Why Family Meals Matter
- Regular family meals have positive effects on childhood development like cultivating closeness and security.
- Regular family meals teach young children communication and listening skills, as well as how to follow rules and understanding parental expectations.
- A 2014 study shows that children who grow up sharing family meals are more likely to exhibit prosocial behavior as adults, such as sharing, fairness, and respect.
- Regular family meals have been linked to healthier eating habits, higher grades, and less risky behavior.
- Regular family meals provide parents with glimpses into children’s lives via conversation that may not take place if it were not for table talk.
- When people eat most of their meals at home, they consume fewer carbohydrates, less sugar, and less fat than those who cook less or not at all.
‘Set the Table’ for Bonding
Ultimate family meals don’t just happen. It takes a little bit of effort on everyone’s part. Here are some tips to consider:
- Involve every family member at some point during the family meals journey, e.g., when you are meal planning and creating your grocery shopping list ask for input from family members.
- Kids love to help in the kitchen. Teach younger children how to set the table with this Meals Unplugged Basic Table Setting printout.
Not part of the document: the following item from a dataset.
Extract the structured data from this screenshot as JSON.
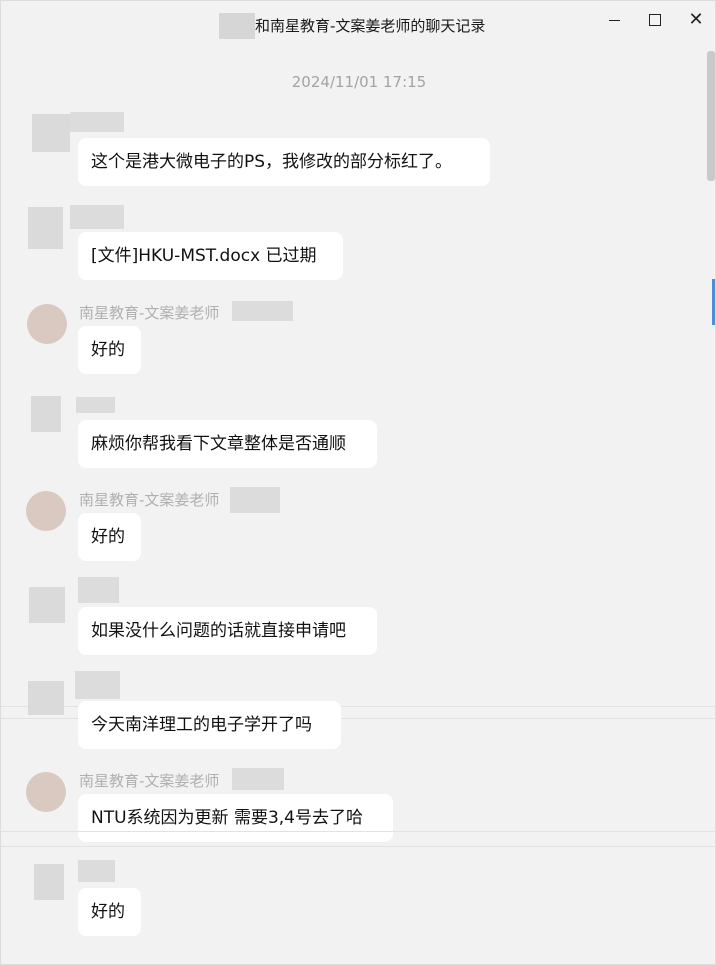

Depending on the child’s age, you may want to keep your fine china put away.
- Table manners should never go out of style. This Top Table Manners for Kids from The Emily Post Institute offers great advice.
- ‘Disconnect to reconnect!’ No television, no earbuds, no smartphones at the dinner table. (Although food photos for Instagram could be an exception to the rule!)
- Start the week off right by making Monday family cooking day. You’ll find some great recipes and tips at The Kids Cook Monday!
- Create a rotating after-dinner task list that includes clearing and cleaning the dining room table, doing the dishes and loading the dishwasher, putting leftovers away, throwing out the trash, etc.
Whether you already have a family meals routine in place or you are interested in starting a family meals routine, we commend you for bringing your family to the table. Families that eat together, stay together!